According to official Russian claims, three Ukrainian S-300 surface-to-air missile systems allegedly had their radars damaged in the Donetsk People’s Republic around the middle of March. This may be the case despite the Kremlin’s tendency to make false claims.
Both Russia and Ukraine operate the Russian-made mobile air defense system in the ongoing invasion. The S-300 is Russia’s and the Soviet’s mainstay air defense system, and it’s the closest thing Moscow has to the US Patriot air and missile defense system.
What is the S-300 missile system?
Nicknamed SA-Grumble by the North Atlantic Treaty Organization (NATO), the S-300 is considered to be one of the most powerful anti-aircraft missile systems currently in use worldwide.
Designed in Soviet times, the S-300 was to replace the outdated S-25 Berkut and S-75 Dvina mobile SAM launchers. In the late 1960s, the Almaz Central Design Bureau began work on the system, which finally entered service in 1978.
S-300 in the world
Since entering service, the S-300 has been exported to some two dozen countries. The former Eastern Bloc countries and Greece, China, Iran, and Bulgaria have this formidable anti-aircraft missile device. More modern variants have appeared over the years, with different missiles, improved radar, longer range, and other significant modifications.
The S-300 is a family of systems.
The conventional missile has a range of up to 93 miles, and its warheads weigh around 300 pounds, as the Center for Strategic and International Studies (CSIS) reports.
The original S-300P, the S-300V, and the S-300F are the three primary sub-variants that make up the S-300 family of systems. The S-300P anti-aircraft missile system is an earlier model and thus less capable than its successors.
S-300PMU-2 Favorit is the most advanced version of this model and can destroy cruise missiles and other precision-guided missiles. The S-300V is the second variant of the S-300 family.
This model is equipped with ballistic missile defense capabilities, a step up from the original variant. The third and final variant of the S-300 family is the “F” model, designed to be mounted on ships.
The Antey 2500, the most recent upgraded variant of the S-300V, has a range of 350 kilometers and entered service roughly a decade ago. Reuters reports that this system has “high tactical and technical characteristics that enable it to be used for the air defense of the most important administrative, industrial, and military installations, groups of troops, coastal infrastructures, and stationed naval forces.”

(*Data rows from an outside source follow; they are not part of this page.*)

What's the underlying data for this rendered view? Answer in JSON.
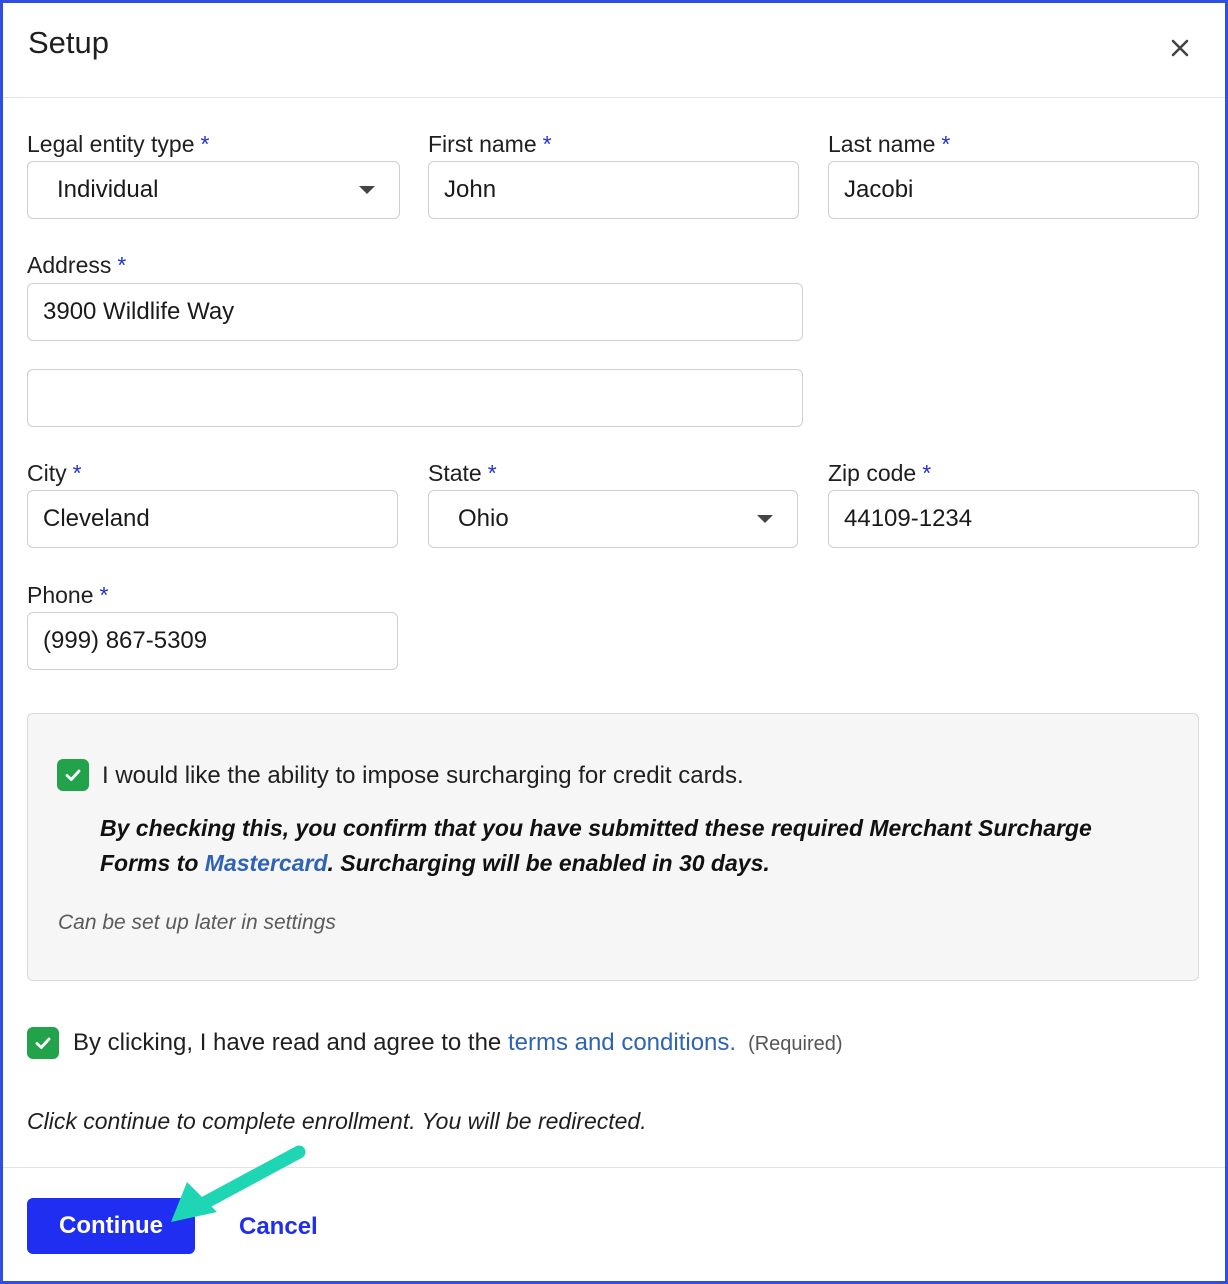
{
  "dialog": {
    "title": "Setup",
    "close_icon": "close-icon"
  },
  "required_marker": "*",
  "form": {
    "legal_entity": {
      "label": "Legal entity type",
      "value": "Individual"
    },
    "first_name": {
      "label": "First name",
      "value": "John"
    },
    "last_name": {
      "label": "Last name",
      "value": "Jacobi"
    },
    "address": {
      "label": "Address",
      "line1": "3900 Wildlife Way",
      "line2": ""
    },
    "city": {
      "label": "City",
      "value": "Cleveland"
    },
    "state": {
      "label": "State",
      "value": "Ohio"
    },
    "zip": {
      "label": "Zip code",
      "value": "44109-1234"
    },
    "phone": {
      "label": "Phone",
      "value": "(999) 867-5309"
    }
  },
  "surcharge": {
    "checked": true,
    "label": "I would like the ability to impose surcharging for credit cards.",
    "confirm_before": "By checking this, you confirm that you have submitted these required Merchant Surcharge Forms to ",
    "confirm_link": "Mastercard",
    "confirm_after": ". Surcharging will be enabled in 30 days.",
    "note": "Can be set up later in settings"
  },
  "terms": {
    "checked": true,
    "label_before": "By clicking, I have read and agree to the ",
    "link": "terms and conditions.",
    "required": "(Required)"
  },
  "redirect_note": "Click continue to complete enrollment. You will be redirected.",
  "actions": {
    "continue_label": "Continue",
    "cancel_label": "Cancel"
  },
  "colors": {
    "frame_border": "#2f4fe0",
    "primary": "#1f2ef0",
    "checkbox": "#22a24a",
    "link": "#2f63b5",
    "arrow": "#1fd6b4"
  }
}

The S-300 plays to both sides in the Russo-Ukrainian conflict.
Moscow maintains its offensive actions in Ukraine with both older S-300P and newer S-300V units. Russia’s deployment of its S-300 fleet of long-range SAMs to attack ground targets in the battle was closely watched by Ukraine last October.
S-300: Ukraine vs. Russia
Quite apart from the S-300s’ apparent lack of surface-to-surface capability, this development highlights Moscow’s critical lack of long-range weaponry. Before the invasion, Ukraine had about 250 S-300 systems in its arsenal. Several more have since been delivered to Ukraine as part of military packages.